Among the security enhancements in BIND 9.3 is DNS Security (DNSSEC) code based on the Internet Engineering Task Force’s (IETF) draft specifications.
According to Paul Vixie, the founder of ISC and the current chair of its board of directors, the IETF has been working on DNSSEC for 10 years.
“About every year or so they declare it complete, and then implementation begins and we discover that it’s actually not complete,” Vixie told internetnews.com.
“ISC hopes that by putting code on the street for early deployment, we can help the community ‘shake down’ the DNSSEC design before it’s declared ‘complete,'” he said.
DNSSEC will be turned off by default in the BIND 9.3 configuration file to ensure compatibility with current systems. The new versions of BIND also promise improved control and support for system and zone administrators with IXFR, and Rrset ordering as well as IPv6 transport, records, and cache size.
With this release, the ISC will begin offering direct commercial support through the sale of annual support contracts to BIND users. The support ranges from basic e-mail support to 24/7 phone support.

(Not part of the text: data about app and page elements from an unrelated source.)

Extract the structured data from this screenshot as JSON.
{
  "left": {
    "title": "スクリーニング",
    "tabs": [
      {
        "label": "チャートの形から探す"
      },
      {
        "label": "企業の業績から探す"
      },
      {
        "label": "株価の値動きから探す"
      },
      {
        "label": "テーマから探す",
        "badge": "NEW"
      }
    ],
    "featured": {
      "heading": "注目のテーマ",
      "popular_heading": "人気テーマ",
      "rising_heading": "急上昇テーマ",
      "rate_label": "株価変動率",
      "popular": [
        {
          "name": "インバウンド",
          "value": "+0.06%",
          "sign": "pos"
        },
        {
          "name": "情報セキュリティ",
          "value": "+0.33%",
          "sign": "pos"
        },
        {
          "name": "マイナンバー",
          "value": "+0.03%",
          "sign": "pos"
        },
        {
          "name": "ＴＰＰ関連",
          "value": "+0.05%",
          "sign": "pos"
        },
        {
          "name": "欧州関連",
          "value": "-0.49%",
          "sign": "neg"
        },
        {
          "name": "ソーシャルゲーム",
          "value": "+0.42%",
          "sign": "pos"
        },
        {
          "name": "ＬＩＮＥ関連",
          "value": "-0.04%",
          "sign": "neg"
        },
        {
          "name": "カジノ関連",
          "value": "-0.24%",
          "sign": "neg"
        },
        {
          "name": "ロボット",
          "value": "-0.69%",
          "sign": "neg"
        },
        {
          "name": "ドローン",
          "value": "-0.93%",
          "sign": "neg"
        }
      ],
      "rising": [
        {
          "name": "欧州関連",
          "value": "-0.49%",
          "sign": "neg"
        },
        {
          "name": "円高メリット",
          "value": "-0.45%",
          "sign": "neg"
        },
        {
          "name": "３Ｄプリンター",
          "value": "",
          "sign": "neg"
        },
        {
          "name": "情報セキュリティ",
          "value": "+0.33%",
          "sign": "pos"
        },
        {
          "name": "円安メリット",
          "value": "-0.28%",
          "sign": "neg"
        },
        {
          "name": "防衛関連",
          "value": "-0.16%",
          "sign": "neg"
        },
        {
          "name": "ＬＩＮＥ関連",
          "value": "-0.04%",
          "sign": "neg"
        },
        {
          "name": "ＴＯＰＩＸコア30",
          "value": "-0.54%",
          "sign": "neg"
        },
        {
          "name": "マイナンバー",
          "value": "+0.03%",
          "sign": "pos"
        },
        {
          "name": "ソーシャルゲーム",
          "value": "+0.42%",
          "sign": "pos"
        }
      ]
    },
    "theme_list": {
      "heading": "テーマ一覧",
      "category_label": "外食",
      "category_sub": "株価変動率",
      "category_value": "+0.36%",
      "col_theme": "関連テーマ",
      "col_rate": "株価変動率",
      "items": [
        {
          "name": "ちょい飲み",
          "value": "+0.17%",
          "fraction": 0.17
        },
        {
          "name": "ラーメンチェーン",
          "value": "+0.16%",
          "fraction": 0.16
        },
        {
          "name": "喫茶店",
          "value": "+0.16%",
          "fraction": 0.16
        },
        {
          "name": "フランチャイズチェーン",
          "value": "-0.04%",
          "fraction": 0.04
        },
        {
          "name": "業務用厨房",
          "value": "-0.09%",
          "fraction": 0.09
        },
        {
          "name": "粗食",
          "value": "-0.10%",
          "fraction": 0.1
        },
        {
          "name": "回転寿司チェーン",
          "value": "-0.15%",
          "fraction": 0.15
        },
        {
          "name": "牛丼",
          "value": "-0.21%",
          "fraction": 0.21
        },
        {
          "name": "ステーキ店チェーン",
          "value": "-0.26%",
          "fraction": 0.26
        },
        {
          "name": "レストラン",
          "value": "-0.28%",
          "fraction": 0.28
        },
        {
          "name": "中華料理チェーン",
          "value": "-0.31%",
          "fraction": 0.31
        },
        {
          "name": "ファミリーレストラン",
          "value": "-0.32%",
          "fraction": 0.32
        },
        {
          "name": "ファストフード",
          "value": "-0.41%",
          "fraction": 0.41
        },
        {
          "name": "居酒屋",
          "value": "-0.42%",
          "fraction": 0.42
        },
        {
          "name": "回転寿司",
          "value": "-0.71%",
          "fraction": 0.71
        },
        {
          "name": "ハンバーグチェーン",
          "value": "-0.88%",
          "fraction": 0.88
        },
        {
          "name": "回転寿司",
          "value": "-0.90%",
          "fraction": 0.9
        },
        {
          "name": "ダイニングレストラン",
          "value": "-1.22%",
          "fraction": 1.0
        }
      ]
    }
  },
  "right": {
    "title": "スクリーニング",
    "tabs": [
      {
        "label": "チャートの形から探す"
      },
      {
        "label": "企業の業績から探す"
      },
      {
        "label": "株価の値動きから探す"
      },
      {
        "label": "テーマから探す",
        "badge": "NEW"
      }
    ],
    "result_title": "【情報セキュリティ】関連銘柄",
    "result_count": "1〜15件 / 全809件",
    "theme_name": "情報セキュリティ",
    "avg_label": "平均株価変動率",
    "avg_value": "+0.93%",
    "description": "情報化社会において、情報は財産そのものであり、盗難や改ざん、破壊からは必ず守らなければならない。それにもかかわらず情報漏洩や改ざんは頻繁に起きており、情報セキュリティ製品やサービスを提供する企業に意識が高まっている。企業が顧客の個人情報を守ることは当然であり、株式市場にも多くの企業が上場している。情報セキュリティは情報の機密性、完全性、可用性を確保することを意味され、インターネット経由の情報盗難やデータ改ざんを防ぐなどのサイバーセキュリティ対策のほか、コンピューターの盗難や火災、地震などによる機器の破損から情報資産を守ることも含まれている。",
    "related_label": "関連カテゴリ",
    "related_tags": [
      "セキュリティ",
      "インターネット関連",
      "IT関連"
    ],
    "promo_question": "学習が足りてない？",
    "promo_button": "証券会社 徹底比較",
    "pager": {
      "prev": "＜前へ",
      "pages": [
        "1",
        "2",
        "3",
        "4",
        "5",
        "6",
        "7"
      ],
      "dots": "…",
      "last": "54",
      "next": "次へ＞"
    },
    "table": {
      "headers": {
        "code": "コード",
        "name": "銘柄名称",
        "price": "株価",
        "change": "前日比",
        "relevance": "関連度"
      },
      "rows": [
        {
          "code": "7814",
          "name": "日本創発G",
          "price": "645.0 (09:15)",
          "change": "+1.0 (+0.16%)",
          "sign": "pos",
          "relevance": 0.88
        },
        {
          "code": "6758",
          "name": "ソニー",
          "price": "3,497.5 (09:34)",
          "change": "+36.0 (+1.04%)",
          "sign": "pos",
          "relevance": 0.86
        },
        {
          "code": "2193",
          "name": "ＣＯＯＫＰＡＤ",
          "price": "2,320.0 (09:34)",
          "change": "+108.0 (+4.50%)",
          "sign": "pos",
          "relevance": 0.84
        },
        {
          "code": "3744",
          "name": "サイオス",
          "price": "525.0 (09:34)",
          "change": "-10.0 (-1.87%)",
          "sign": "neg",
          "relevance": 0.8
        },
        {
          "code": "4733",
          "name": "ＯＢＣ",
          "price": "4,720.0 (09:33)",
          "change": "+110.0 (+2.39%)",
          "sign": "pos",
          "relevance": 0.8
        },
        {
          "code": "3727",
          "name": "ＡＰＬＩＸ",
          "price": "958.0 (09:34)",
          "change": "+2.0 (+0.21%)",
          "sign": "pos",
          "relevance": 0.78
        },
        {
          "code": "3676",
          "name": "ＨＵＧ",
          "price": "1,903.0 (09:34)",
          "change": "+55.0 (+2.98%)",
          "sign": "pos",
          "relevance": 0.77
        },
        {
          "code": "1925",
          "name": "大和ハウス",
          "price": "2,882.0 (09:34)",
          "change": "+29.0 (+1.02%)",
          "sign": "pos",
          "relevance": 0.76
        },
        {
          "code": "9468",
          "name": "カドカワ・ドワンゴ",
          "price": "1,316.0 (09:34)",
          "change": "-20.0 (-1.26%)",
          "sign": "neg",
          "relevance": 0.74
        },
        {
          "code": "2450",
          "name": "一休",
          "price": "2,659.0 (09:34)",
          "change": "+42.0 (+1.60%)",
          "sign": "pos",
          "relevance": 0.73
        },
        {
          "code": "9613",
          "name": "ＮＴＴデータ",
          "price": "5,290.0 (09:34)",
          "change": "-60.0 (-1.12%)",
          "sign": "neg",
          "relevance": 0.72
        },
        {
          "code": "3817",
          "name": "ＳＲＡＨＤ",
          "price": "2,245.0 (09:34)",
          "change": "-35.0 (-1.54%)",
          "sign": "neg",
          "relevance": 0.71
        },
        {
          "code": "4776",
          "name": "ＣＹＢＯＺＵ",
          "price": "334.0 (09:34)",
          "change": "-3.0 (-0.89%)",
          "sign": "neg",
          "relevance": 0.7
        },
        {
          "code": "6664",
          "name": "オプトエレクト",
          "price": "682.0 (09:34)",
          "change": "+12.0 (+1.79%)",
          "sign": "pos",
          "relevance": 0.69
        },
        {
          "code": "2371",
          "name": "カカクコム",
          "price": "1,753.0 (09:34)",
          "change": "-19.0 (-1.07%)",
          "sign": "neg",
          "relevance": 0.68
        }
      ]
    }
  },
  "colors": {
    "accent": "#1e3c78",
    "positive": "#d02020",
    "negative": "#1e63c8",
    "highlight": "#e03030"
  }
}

“Many of the companies who use our software free of charge have told us that their corporate risk management strategy requires them to have a bona fide support channel for all of their critical operations,” Vixie said. “In other words we were told that having the best software wasn’t good enough, and giving it away for free wasn’t good enough; we also had to ensure that commercial support was available or they could be forced to switch to software they didn’t like as well just to get support.”
According to Vixie, ISC did not consider going the dual-license route that has become popular with other open source companies like MySQL and JBoss.
“Our corporate charter forbids us from putting restrictive licenses on our intellectual property,” Vixie said. “We use the ‘BSD License’ which allows anyone to use or redistribute our software with or without fee, in source or binary form, under any license they wish. We permit full redistribution, so long as no one claims credit for our work, or fails to claim credit for their changes to our work, or tries to sue us.”
BIND has often been chastised by net admins about being complicated and difficult to use. According to Vixie, further ease-of-use improvements are coming in future releases.
“In 9.4 we will improve the documentation, by completely starting over and we hope to offer binary distributions for customers who don’t want to use a C compiler before using our software,” Vixie told internetnews.com. “No GUI is planned, but we do hope to offer a middleware option that makes it easier for BIND to be integrated into existing GUI’s and appliances.”
The future of BIND has a lot to do with how well DNS can be secured, according to the ISC.
“Once DNS has some security and its answers can be trusted even by sensitive applications, we expect a lot more data to be stored in DNS and therefore managed by BIND,” Vixie added.
“In 2004, our main goal is to stabilize the community and remove customer obstacles to more BIND deployments, but later in the year we expect to jointly announce an initiative that will speed up the DNS protocol evolution/standards process.”
BIND 9.3 features the option to support servers with multiple IP addresses. It also includes additional server identification support and extended statistics.
This article was originally published on InternetNews.com.